May 30 (UPI) -- A new study has found LGBQQ college students are more likely to seek mental health services but still face many barriers to on-campus mental health services.
Students who identify as lesbian, gay, bisexual, queer or questioning, or LGBQQ, were more likely to use off-campus mental health services than on-campus services, and reported being deterred by barriers such as confidentiality and uncertainty over eligibility.
The RAND Corporation study included 33,000 students from 33 public two-year and four-year colleges in California in 2013.
Researchers found that 7 percent of students surveyed identified as LGBQQ and 26 percent were more likely to report psychological distress compared to 18 percent of heterosexual students. Roughly 17 percent of LGBQQ students reported academic impairment related to mental health problems compared to 11 percent of heterosexual students, and 63 percent of LGBQQ students had higher overall levels of stress over the past month than 55 percent of heterosexual students.
Nearly 31 percent of LGBQQ students reported using some type of mental health services during college compared to 18 percent of heterosexual students.
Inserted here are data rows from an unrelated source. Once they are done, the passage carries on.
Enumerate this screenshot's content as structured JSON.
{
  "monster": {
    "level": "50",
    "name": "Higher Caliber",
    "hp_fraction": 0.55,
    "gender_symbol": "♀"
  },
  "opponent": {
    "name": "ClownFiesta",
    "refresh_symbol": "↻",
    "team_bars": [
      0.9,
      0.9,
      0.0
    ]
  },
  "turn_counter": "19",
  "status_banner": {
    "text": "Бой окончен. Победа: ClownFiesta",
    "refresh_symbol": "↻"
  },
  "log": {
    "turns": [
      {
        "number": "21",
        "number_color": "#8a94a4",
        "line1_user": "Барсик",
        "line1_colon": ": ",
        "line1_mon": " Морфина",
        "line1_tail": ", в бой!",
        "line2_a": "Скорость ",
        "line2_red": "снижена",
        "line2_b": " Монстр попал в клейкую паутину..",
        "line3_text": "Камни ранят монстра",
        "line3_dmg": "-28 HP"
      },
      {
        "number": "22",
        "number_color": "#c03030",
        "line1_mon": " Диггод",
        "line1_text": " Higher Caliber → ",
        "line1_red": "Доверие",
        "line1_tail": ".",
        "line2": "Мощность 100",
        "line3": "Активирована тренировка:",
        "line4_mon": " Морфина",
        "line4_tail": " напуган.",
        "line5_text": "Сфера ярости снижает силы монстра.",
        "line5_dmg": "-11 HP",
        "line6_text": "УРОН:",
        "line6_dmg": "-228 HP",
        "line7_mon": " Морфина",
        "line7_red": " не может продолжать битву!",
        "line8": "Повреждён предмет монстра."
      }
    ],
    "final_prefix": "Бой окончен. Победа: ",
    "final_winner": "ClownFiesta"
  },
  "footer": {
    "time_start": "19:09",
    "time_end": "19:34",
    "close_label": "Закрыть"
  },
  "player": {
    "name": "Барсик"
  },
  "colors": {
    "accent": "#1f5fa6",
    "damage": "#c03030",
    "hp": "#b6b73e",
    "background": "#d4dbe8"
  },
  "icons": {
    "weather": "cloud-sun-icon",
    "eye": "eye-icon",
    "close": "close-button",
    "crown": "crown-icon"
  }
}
"It's encouraging that college students who identify as sexual minorities are more likely to utilize mental health services, but our findings suggest there is a need to develop campus-based mental health services tailored to this group and address barriers to using them," Michael S. Dunbar, associate behavioral scientist at RAND, a nonprofit research organization, said in a press release.
LGBQQ students who needed mental health services didn't get them on campus because they reported facing barriers to using the on-campus services. Confidentiality, embarrassment about using services and concerns over eligibility were all reported as barriers to using on-campus mental health services.
"Our study underscores the need for additional actions to increase access to and use of mental health services among all students," Dr. Bradley D. Stein, physician scientist at RAND, said. "It also highlights the need for efforts to ensure that campuses' mental health services are sensitive and responsive to the needs of sexual minority students, enabling all students to address their mental health needs and maximize their chances for success in college and beyond.
The study was published in the Journal of Adolescent Health.